This paper discusses Vietnam’s out-migration policy and the current situations of its overseas workers, and the impact of out-migration on the regional development of the regions where the migrants come from. The paper also discusses the prospects for sending nurses and caregivers to Japan from Vietnam, which is about to start at the time of writing this paper. Vietnam dispatched workers mainly to East European countries before 1991 through official channels, based on intergovernmental contracts with these countries. Since 1991, out-migration of workers from Vietnam has been based on contracts between private companies. Out-migration has contributed to the Vietnamese economy and to regional development. In 2013 alone, Vietnam sent about 90,000 workers to Taiwan, Malaysia and Korea.

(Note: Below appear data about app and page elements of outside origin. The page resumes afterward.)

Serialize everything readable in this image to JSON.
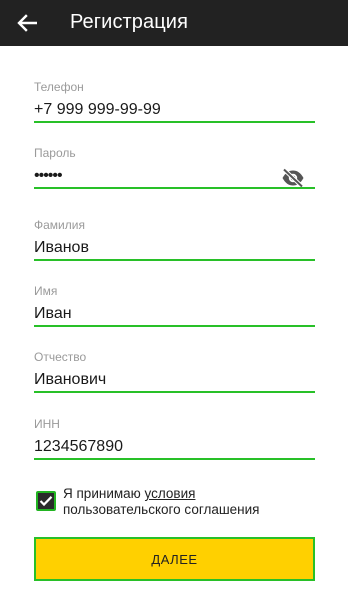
{
  "appbar": {
    "title": "Регистрация",
    "back_icon": "arrow-back-icon"
  },
  "form": {
    "phone": {
      "label": "Телефон",
      "value": "+7 999 999-99-99"
    },
    "password": {
      "label": "Пароль",
      "value": "••••••",
      "toggle_icon": "eye-off-icon"
    },
    "last_name": {
      "label": "Фамилия",
      "value": "Иванов"
    },
    "first_name": {
      "label": "Имя",
      "value": "Иван"
    },
    "middle_name": {
      "label": "Отчество",
      "value": "Иванович"
    },
    "inn": {
      "label": "ИНН",
      "value": "1234567890"
    }
  },
  "agreement": {
    "checked": true,
    "text_before": "Я принимаю ",
    "link_text": "условия",
    "text_after": "пользовательского соглашения"
  },
  "next_button": {
    "label": "ДАЛЕЕ"
  },
  "colors": {
    "appbar": "#222222",
    "accent_green": "#28c028",
    "button_yellow": "#ffd000"
  }
}
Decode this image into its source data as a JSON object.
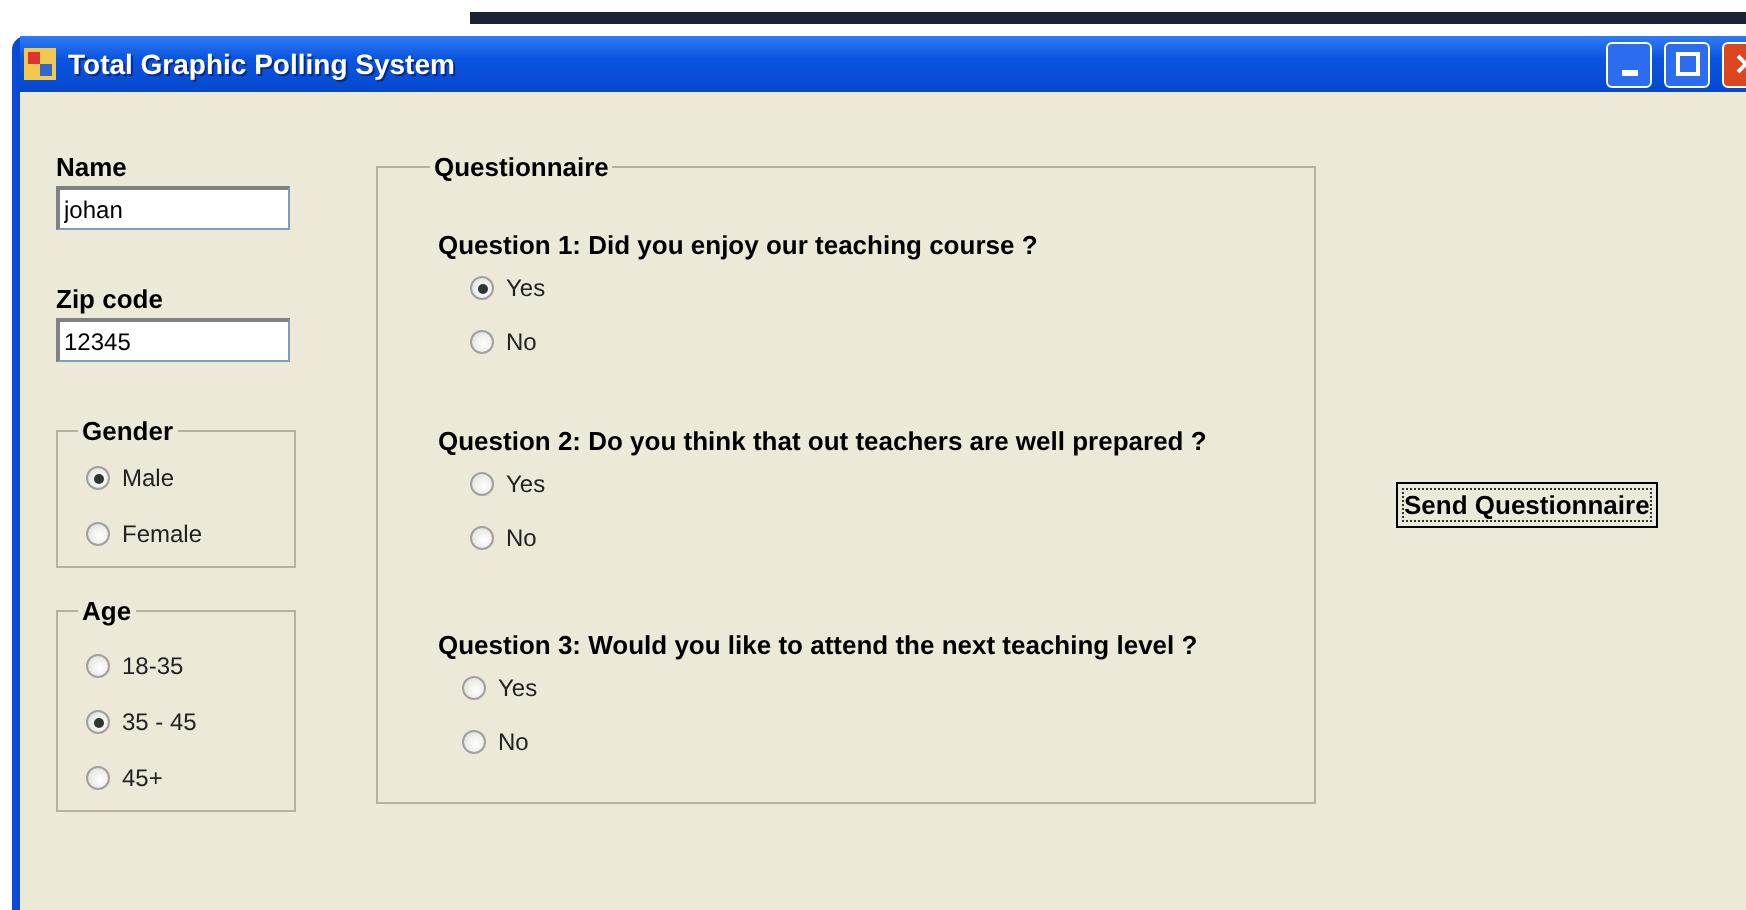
{
  "window": {
    "title": "Total Graphic Polling System"
  },
  "fields": [
    {
      "label": "Name",
      "value": "johan"
    },
    {
      "label": "Zip code",
      "value": "12345"
    }
  ],
  "gender": {
    "title": "Gender",
    "options": [
      {
        "label": "Male",
        "selected": true
      },
      {
        "label": "Female",
        "selected": false
      }
    ]
  },
  "age": {
    "title": "Age",
    "options": [
      {
        "label": "18-35",
        "selected": false
      },
      {
        "label": "35 - 45",
        "selected": true
      },
      {
        "label": "45+",
        "selected": false
      }
    ]
  },
  "questionnaire": {
    "title": "Questionnaire",
    "questions": [
      {
        "text": "Question 1: Did you enjoy our teaching course ?",
        "options": [
          {
            "label": "Yes",
            "selected": true
          },
          {
            "label": "No",
            "selected": false
          }
        ]
      },
      {
        "text": "Question 2: Do you think that out teachers are well prepared ?",
        "options": [
          {
            "label": "Yes",
            "selected": false
          },
          {
            "label": "No",
            "selected": false
          }
        ]
      },
      {
        "text": "Question 3: Would you like to attend the next teaching level ?",
        "options": [
          {
            "label": "Yes",
            "selected": false
          },
          {
            "label": "No",
            "selected": false
          }
        ]
      }
    ]
  },
  "button": {
    "label": "Send Questionnaire"
  }
}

The Vietnamese government has been encouraging out-migration, because it will contribute to reducing poverty, developing regional economies, and fostering international cooperation. Although the total number of overseas Vietnamese workers is far less than those of Filipinos and Indonesians, the number of Vietnamese workers sometimes exceeds those of Filipinos and Indonesians in Taiwan, Korea and Japan. The most important destination in 2013 was Taiwan, which absorbed 40,000 Vietnamese workers, or 45% of all workers that left the country in that year. On the other hand, Korea, which had also been an important destination for overseas Vietnamese workers, stopped the acceptance of the Vietnamese. The incidence of out-migration is high in some particular districts. Nghe An province, which is one of such districts, received US$ 85 million in 2009 as remittances from the 45,000 workers who went abroad from this province. The amount of remittance was equivalent to 50% of the provincial government’s total revenue. The most important destinations for overseas workers from Nghe An province are Taiwan and Malaysia, accounting for 30~40% of all overseas workers from Nghe An. Work experiences in foreign countries, however, did not contribute so much to transferring modern industrial techniques to the workers’ origins, because almost all of the returnees engage in farming after returning home. Based on the economic partnership agreement (EPA) between Japan and Vietnam, the first batch of the candidates for nurses and caregivers from Vietnam will come to Japan in June 2014. These nurses and caregivers come from the same regions where other types of overseas workers come from. Considering the insufficiency of medical staff, especially highly educated nurses, in Vietnam, the out-migration of nurses may have a detrimental impact on the domestic supply of medical services. Besides this, the candidates from Vietnam may not be able to pass the examination necessary to work as qualified nurses in Japan, considering the low rate for Filipino and Indonesian candidates—who came to Japan earlier—to pass the examination. Even with these problems, we can still conclude that out-migration has positive impacts on Vietnamese regional development. The knowledge and experiences acquired by the candidates for nurses and caregivers who are about to start their training in Japan will contribute to the development of medical services in Vietnam.